In addition to lessons, the club offers members various services, including restringing tennis racquets, just like Aubrey did when he started the business. Tom remembers how his father would immediately re-do the stringing on members’ racquets if he saw even a single error. And he wanted the experience of coming to the club to be the best possible, installing giant fans to circulate the air to make the hottest months more comfortable for players.
“Being a physicist, my dad was always obsessed with that type of thing, so he always wanted the lighting to be the best, the court surface to be the best, the playing conditions as a tennis player to be the best,” Tom said .
Hagemann also said the staff is constantly connecting players for matches with one another, and she’s seen many friendships form within the walls of the Tennis Club. She’s proud of the community there, which includes about 800 members. She describes a sense of optimism at the club, where everybody is taking the time to practice a sport they love.
“They’re doing something they absolutely love and adore, and it’s contagious,” Hagemann said. “They’re happy; we’re happy.”
Blaine Davies, one of the club’s pros, said the Tennis Club is different from other clubs where he’s played and coached. The small-town nature of the club—although it draws members from as far as West Virginia and Northern Virginia—makes it feel tight-knit.
“The environment is really positive, and there are just good people there,” said Davies, who also coaches at Hood College.
Dixon gives most of the credit for the club’s success in the past few years to the club’s staff, especially Hagemann.
“With Patti being the conductor of the symphony, I think the family is just extremely fortunate to have someone as dedicated and passionate about the game as she is,” Tom said.
After 50 years in business, he is proud to continue to serve the Frederick community and thankful that the business has stood the test of time. Hagemann said she received an outpouring of support from both the Frederick community and the local government during the pandemic.
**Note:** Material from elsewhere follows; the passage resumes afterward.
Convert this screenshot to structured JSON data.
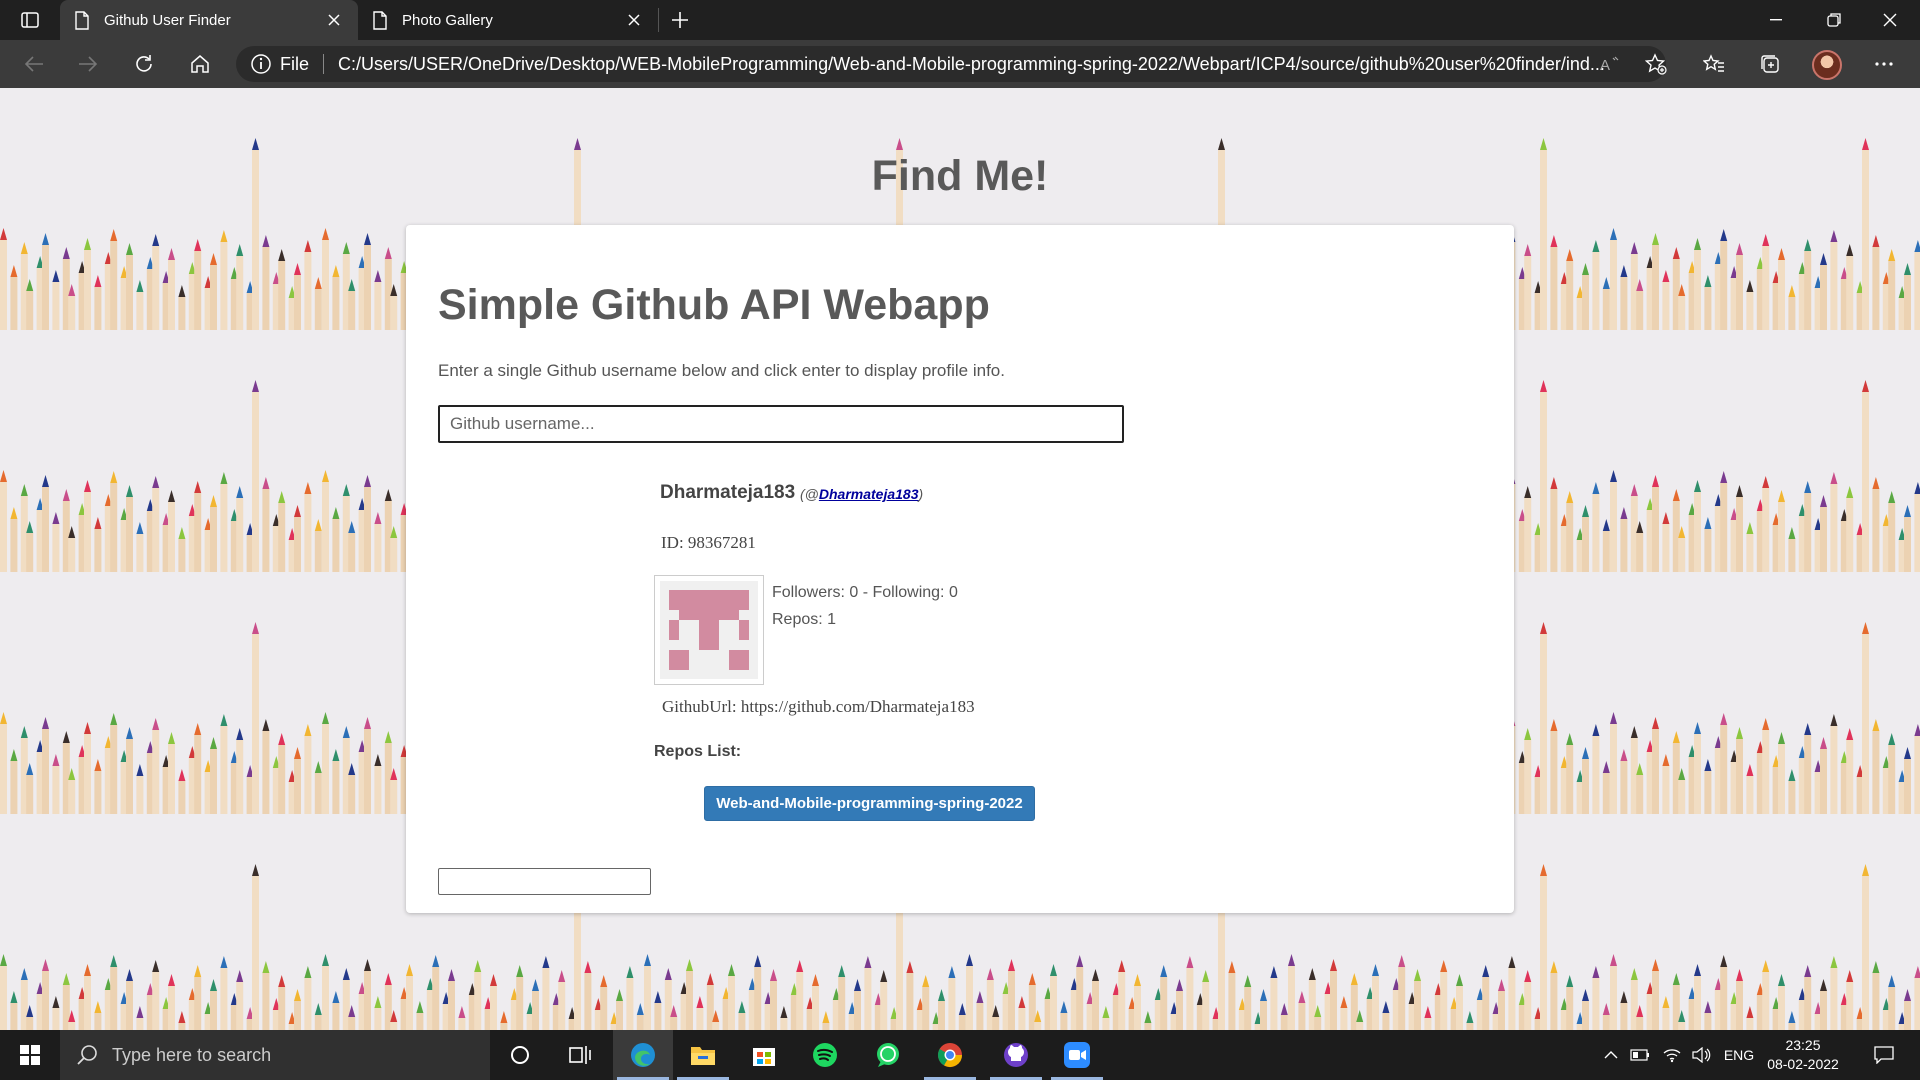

“Really, we’re a family-run business, and it’s all about our customer service, it’s all about our members,” Hagemann said. “And they’re great. The Frederick community is outstanding.”